- _DATA SUPPLIED_:
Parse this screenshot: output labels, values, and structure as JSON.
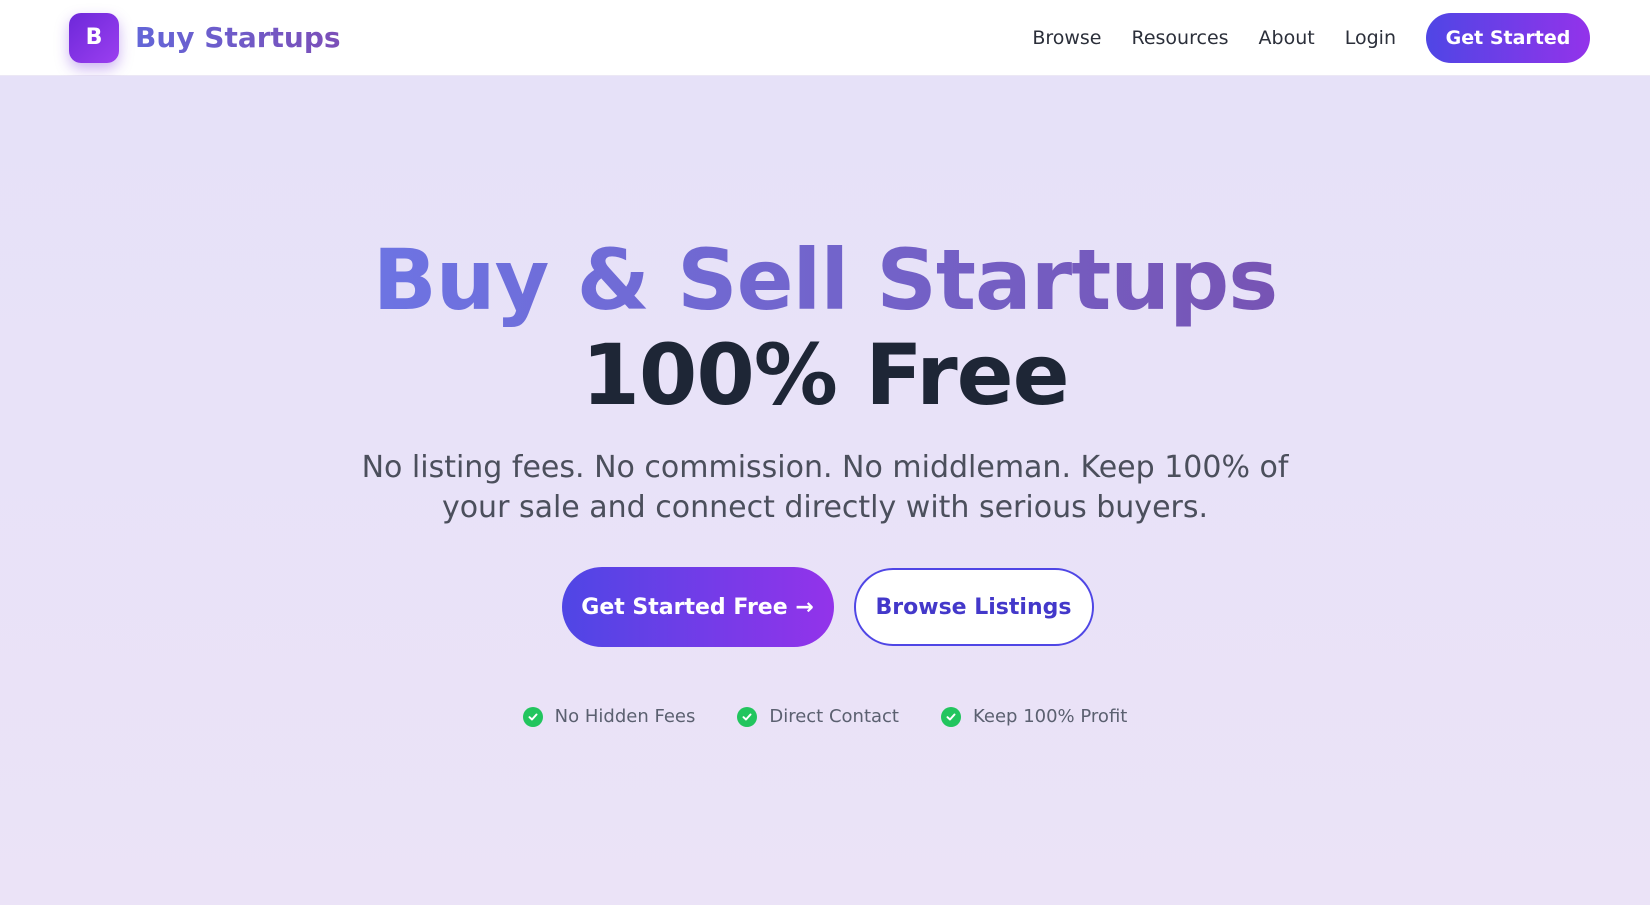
{
  "header": {
    "logo_letter": "B",
    "brand_name": "Buy Startups",
    "nav": [
      {
        "label": "Browse"
      },
      {
        "label": "Resources"
      },
      {
        "label": "About"
      },
      {
        "label": "Login"
      }
    ],
    "cta_label": "Get Started"
  },
  "hero": {
    "headline_line1": "Buy & Sell Startups",
    "headline_line2": "100% Free",
    "subtitle": "No listing fees. No commission. No middleman. Keep 100% of your sale and connect directly with serious buyers.",
    "primary_cta": "Get Started Free →",
    "secondary_cta": "Browse Listings",
    "features": [
      {
        "label": "No Hidden Fees",
        "icon": "check-circle-icon"
      },
      {
        "label": "Direct Contact",
        "icon": "check-circle-icon"
      },
      {
        "label": "Keep 100% Profit",
        "icon": "check-circle-icon"
      }
    ]
  },
  "colors": {
    "accent_start": "#4f46e5",
    "accent_end": "#9333ea",
    "check_green": "#22c55e",
    "headline_dark": "#1e2636"
  }
}
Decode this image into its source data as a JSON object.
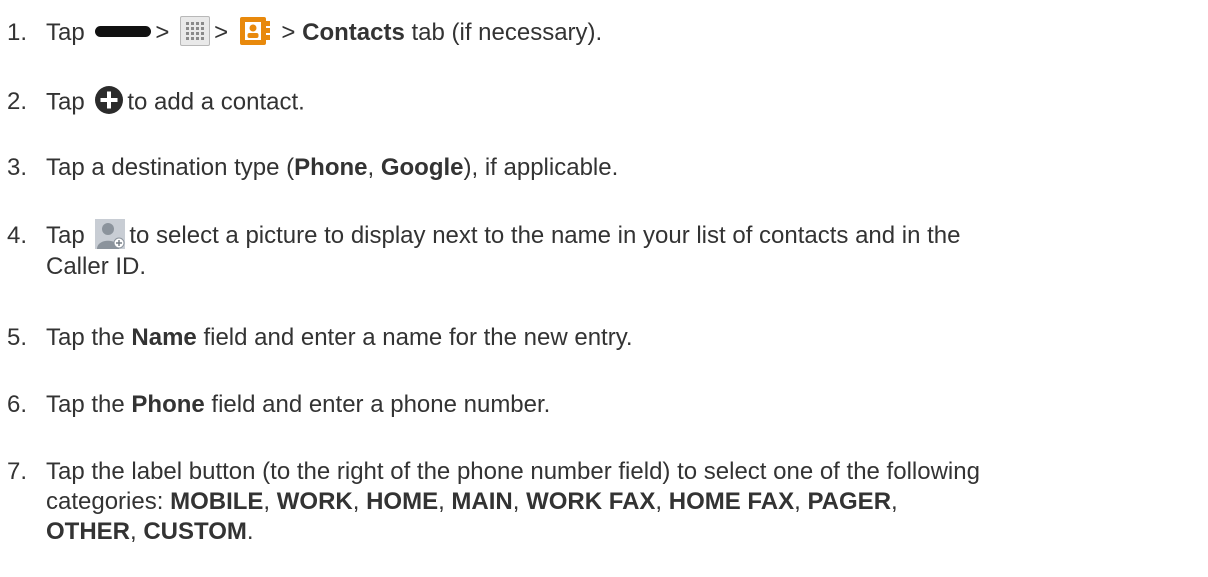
{
  "steps": [
    {
      "number": "1.",
      "parts": {
        "t1": "Tap",
        "t2": ">",
        "t3": ">",
        "t4": ">",
        "b1": "Contacts",
        "t5": "tab (if necessary)."
      },
      "icons": [
        "home-key-icon",
        "apps-icon",
        "contacts-app-icon"
      ]
    },
    {
      "number": "2.",
      "parts": {
        "t1": "Tap",
        "t2": "to add a contact."
      },
      "icons": [
        "add-contact-icon"
      ]
    },
    {
      "number": "3.",
      "parts": {
        "t1": "Tap a destination type (",
        "b1": "Phone",
        "t2": ", ",
        "b2": "Google",
        "t3": "), if applicable."
      }
    },
    {
      "number": "4.",
      "parts": {
        "t1": "Tap",
        "t2": "to select a picture to display next to the name in your list of contacts and in the",
        "t3": "Caller ID."
      },
      "icons": [
        "contact-picture-icon"
      ]
    },
    {
      "number": "5.",
      "parts": {
        "t1": "Tap the",
        "b1": "Name",
        "t2": "field and enter a name for the new entry."
      }
    },
    {
      "number": "6.",
      "parts": {
        "t1": "Tap the",
        "b1": "Phone",
        "t2": "field and enter a phone number."
      }
    },
    {
      "number": "7.",
      "parts": {
        "t1": "Tap the label button (to the right of the phone number field) to select one of the following",
        "t2": "categories: ",
        "b1": "MOBILE",
        "c1": ", ",
        "b2": "WORK",
        "c2": ", ",
        "b3": "HOME",
        "c3": ", ",
        "b4": "MAIN",
        "c4": ", ",
        "b5": "WORK FAX",
        "c5": ", ",
        "b6": "HOME FAX",
        "c6": ", ",
        "b7": "PAGER",
        "c7": ",",
        "b8": "OTHER",
        "c8": ", ",
        "b9": "CUSTOM",
        "c9": "."
      }
    }
  ],
  "colors": {
    "text": "#333333",
    "contacts_icon": "#e8890c",
    "add_icon": "#2b2b2b"
  }
}
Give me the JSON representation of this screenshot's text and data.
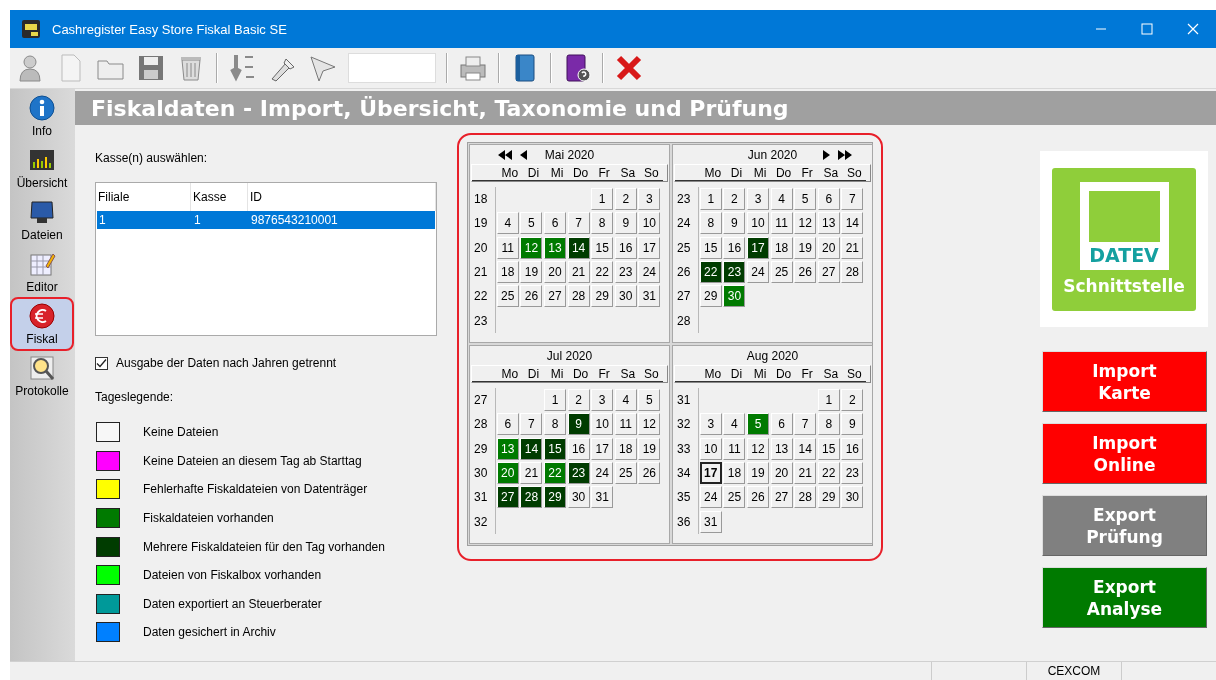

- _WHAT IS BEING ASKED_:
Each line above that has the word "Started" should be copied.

- _EXPECTED OUTPUT_:
    "cta_label": "Get Started"
    "primary_cta": "Get Started Free →",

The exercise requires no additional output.